Stored data entries
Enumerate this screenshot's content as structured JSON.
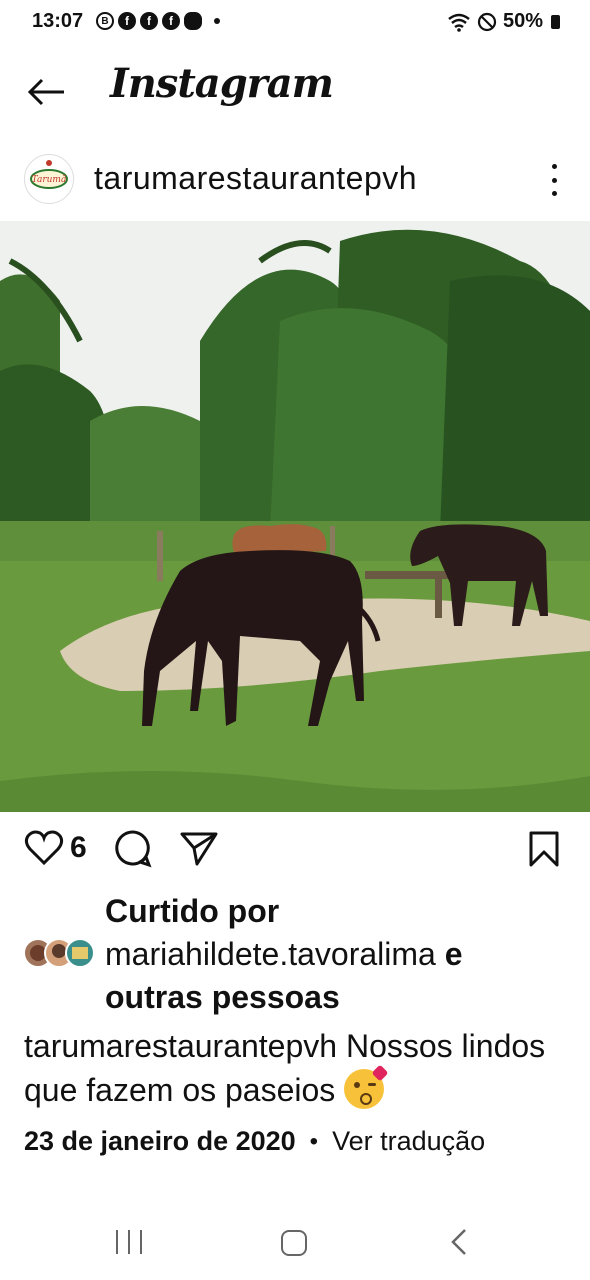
{
  "status_bar": {
    "time": "13:07",
    "battery": "50%",
    "notification_icons": [
      "B",
      "f",
      "f",
      "f"
    ]
  },
  "header": {
    "brand": "Instagram"
  },
  "post": {
    "username": "tarumarestaurantepvh",
    "avatar_text": "Tarumã",
    "likes_count": "6",
    "liked_by": {
      "prefix": "Curtido por",
      "user": "mariahildete.tavoralima",
      "conjunction": "e",
      "suffix": "outras pessoas"
    },
    "caption": {
      "username": "tarumarestaurantepvh",
      "text": "Nossos lindos que fazem os paseios"
    },
    "date": "23 de janeiro de 2020",
    "separator": "•",
    "translate": "Ver tradução"
  },
  "colors": {
    "sky": "#eef1ee",
    "grass": "#5f8f3a",
    "tree_dark": "#2d5a22",
    "horse_dark": "#2b1b1a",
    "horse_chestnut": "#a5623b",
    "dirt": "#d9cdb3"
  }
}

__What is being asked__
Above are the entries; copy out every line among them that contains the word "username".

__Written answer__
    "username": "tarumarestaurantepvh",
      "username": "tarumarestaurantepvh",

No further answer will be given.